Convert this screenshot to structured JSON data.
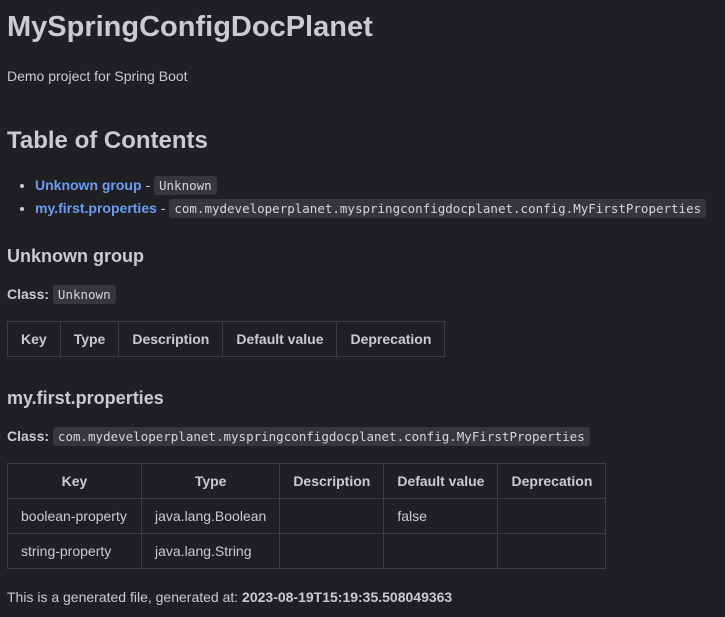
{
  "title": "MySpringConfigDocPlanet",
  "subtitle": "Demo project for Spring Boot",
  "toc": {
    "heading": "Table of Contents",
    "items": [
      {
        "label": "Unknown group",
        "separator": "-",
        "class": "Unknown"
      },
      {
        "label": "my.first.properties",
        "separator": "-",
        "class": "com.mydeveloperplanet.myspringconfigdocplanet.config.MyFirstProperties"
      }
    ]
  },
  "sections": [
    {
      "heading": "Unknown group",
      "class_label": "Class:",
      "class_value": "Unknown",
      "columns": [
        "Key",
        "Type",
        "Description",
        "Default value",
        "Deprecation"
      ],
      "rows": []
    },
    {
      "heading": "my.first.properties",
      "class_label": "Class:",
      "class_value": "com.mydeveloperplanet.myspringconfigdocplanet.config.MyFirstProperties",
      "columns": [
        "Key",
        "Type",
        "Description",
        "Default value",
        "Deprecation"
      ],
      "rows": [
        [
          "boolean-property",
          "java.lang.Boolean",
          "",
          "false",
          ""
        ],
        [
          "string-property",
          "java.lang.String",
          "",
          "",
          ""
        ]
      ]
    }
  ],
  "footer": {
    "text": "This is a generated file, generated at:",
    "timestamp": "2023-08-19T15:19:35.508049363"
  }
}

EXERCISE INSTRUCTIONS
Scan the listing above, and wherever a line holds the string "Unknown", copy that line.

EXERCISE RESPONSE
        "label": "Unknown group",
        "class": "Unknown"
      "heading": "Unknown group",
      "class_value": "Unknown",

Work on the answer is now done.